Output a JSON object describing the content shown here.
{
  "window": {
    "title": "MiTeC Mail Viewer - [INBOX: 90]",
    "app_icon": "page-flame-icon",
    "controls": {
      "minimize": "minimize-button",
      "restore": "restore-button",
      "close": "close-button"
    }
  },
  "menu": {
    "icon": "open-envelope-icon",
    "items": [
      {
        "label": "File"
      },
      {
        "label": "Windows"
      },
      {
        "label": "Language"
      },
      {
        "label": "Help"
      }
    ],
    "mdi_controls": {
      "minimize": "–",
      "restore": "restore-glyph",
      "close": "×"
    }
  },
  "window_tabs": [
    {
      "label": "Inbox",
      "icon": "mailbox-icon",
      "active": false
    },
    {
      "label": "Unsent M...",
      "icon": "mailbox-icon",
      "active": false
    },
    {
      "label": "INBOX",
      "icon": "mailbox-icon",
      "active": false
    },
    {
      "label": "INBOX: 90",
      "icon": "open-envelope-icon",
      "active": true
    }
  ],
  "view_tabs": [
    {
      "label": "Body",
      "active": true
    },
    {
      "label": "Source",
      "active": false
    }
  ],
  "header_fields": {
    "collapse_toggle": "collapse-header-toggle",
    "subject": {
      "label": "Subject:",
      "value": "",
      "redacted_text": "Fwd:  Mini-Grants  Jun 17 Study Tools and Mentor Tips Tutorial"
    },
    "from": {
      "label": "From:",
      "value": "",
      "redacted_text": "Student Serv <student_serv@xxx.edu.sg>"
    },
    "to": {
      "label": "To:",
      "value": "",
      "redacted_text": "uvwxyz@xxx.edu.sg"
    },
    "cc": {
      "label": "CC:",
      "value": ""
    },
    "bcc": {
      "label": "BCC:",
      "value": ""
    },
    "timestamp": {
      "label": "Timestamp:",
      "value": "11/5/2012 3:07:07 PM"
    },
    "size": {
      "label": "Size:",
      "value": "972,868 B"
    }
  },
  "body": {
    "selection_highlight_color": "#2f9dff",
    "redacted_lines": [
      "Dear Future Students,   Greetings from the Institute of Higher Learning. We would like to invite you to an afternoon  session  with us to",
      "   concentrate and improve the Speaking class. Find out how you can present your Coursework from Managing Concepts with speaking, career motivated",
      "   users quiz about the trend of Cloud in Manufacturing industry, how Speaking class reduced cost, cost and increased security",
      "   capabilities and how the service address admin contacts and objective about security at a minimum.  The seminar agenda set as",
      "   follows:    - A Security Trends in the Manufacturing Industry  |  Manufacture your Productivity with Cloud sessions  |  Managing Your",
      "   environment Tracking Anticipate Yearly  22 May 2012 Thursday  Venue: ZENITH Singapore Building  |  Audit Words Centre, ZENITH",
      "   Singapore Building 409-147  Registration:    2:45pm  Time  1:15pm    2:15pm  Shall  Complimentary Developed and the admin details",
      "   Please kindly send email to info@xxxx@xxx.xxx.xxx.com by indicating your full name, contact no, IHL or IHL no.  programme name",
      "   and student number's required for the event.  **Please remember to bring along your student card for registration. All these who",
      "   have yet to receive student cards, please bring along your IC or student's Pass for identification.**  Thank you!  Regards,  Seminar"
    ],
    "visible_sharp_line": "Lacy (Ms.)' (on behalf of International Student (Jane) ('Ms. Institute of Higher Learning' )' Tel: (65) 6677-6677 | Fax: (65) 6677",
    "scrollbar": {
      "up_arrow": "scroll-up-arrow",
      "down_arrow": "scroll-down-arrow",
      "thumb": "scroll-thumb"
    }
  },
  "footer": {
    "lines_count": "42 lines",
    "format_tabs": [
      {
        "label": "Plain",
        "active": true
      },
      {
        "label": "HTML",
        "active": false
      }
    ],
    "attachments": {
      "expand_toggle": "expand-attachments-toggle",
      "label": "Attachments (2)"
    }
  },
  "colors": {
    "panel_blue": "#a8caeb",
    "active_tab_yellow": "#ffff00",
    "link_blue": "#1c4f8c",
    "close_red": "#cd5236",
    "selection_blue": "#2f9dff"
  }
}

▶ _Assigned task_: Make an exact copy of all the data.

▶ _Your response_:
Output a JSON object describing the content shown here.
{
  "window": {
    "title": "MiTeC Mail Viewer - [INBOX: 90]",
    "app_icon": "page-flame-icon",
    "controls": {
      "minimize": "minimize-button",
      "restore": "restore-button",
      "close": "close-button"
    }
  },
  "menu": {
    "icon": "open-envelope-icon",
    "items": [
      {
        "label": "File"
      },
      {
        "label": "Windows"
      },
      {
        "label": "Language"
      },
      {
        "label": "Help"
      }
    ],
    "mdi_controls": {
      "minimize": "–",
      "restore": "restore-glyph",
      "close": "×"
    }
  },
  "window_tabs": [
    {
      "label": "Inbox",
      "icon": "mailbox-icon",
      "active": false
    },
    {
      "label": "Unsent M...",
      "icon": "mailbox-icon",
      "active": false
    },
    {
      "label": "INBOX",
      "icon": "mailbox-icon",
      "active": false
    },
    {
      "label": "INBOX: 90",
      "icon": "open-envelope-icon",
      "active": true
    }
  ],
  "view_tabs": [
    {
      "label": "Body",
      "active": true
    },
    {
      "label": "Source",
      "active": false
    }
  ],
  "header_fields": {
    "collapse_toggle": "collapse-header-toggle",
    "subject": {
      "label": "Subject:",
      "value": "",
      "redacted_text": "Fwd:  Mini-Grants  Jun 17 Study Tools and Mentor Tips Tutorial"
    },
    "from": {
      "label": "From:",
      "value": "",
      "redacted_text": "Student Serv <student_serv@xxx.edu.sg>"
    },
    "to": {
      "label": "To:",
      "value": "",
      "redacted_text": "uvwxyz@xxx.edu.sg"
    },
    "cc": {
      "label": "CC:",
      "value": ""
    },
    "bcc": {
      "label": "BCC:",
      "value": ""
    },
    "timestamp": {
      "label": "Timestamp:",
      "value": "11/5/2012 3:07:07 PM"
    },
    "size": {
      "label": "Size:",
      "value": "972,868 B"
    }
  },
  "body": {
    "selection_highlight_color": "#2f9dff",
    "redacted_lines": [
      "Dear Future Students,   Greetings from the Institute of Higher Learning. We would like to invite you to an afternoon  session  with us to",
      "   concentrate and improve the Speaking class. Find out how you can present your Coursework from Managing Concepts with speaking, career motivated",
      "   users quiz about the trend of Cloud in Manufacturing industry, how Speaking class reduced cost, cost and increased security",
      "   capabilities and how the service address admin contacts and objective about security at a minimum.  The seminar agenda set as",
      "   follows:    - A Security Trends in the Manufacturing Industry  |  Manufacture your Productivity with Cloud sessions  |  Managing Your",
      "   environment Tracking Anticipate Yearly  22 May 2012 Thursday  Venue: ZENITH Singapore Building  |  Audit Words Centre, ZENITH",
      "   Singapore Building 409-147  Registration:    2:45pm  Time  1:15pm    2:15pm  Shall  Complimentary Developed and the admin details",
      "   Please kindly send email to info@xxxx@xxx.xxx.xxx.com by indicating your full name, contact no, IHL or IHL no.  programme name",
      "   and student number's required for the event.  **Please remember to bring along your student card for registration. All these who",
      "   have yet to receive student cards, please bring along your IC or student's Pass for identification.**  Thank you!  Regards,  Seminar"
    ],
    "visible_sharp_line": "Lacy (Ms.)' (on behalf of International Student (Jane) ('Ms. Institute of Higher Learning' )' Tel: (65) 6677-6677 | Fax: (65) 6677",
    "scrollbar": {
      "up_arrow": "scroll-up-arrow",
      "down_arrow": "scroll-down-arrow",
      "thumb": "scroll-thumb"
    }
  },
  "footer": {
    "lines_count": "42 lines",
    "format_tabs": [
      {
        "label": "Plain",
        "active": true
      },
      {
        "label": "HTML",
        "active": false
      }
    ],
    "attachments": {
      "expand_toggle": "expand-attachments-toggle",
      "label": "Attachments (2)"
    }
  },
  "colors": {
    "panel_blue": "#a8caeb",
    "active_tab_yellow": "#ffff00",
    "link_blue": "#1c4f8c",
    "close_red": "#cd5236",
    "selection_blue": "#2f9dff"
  }
}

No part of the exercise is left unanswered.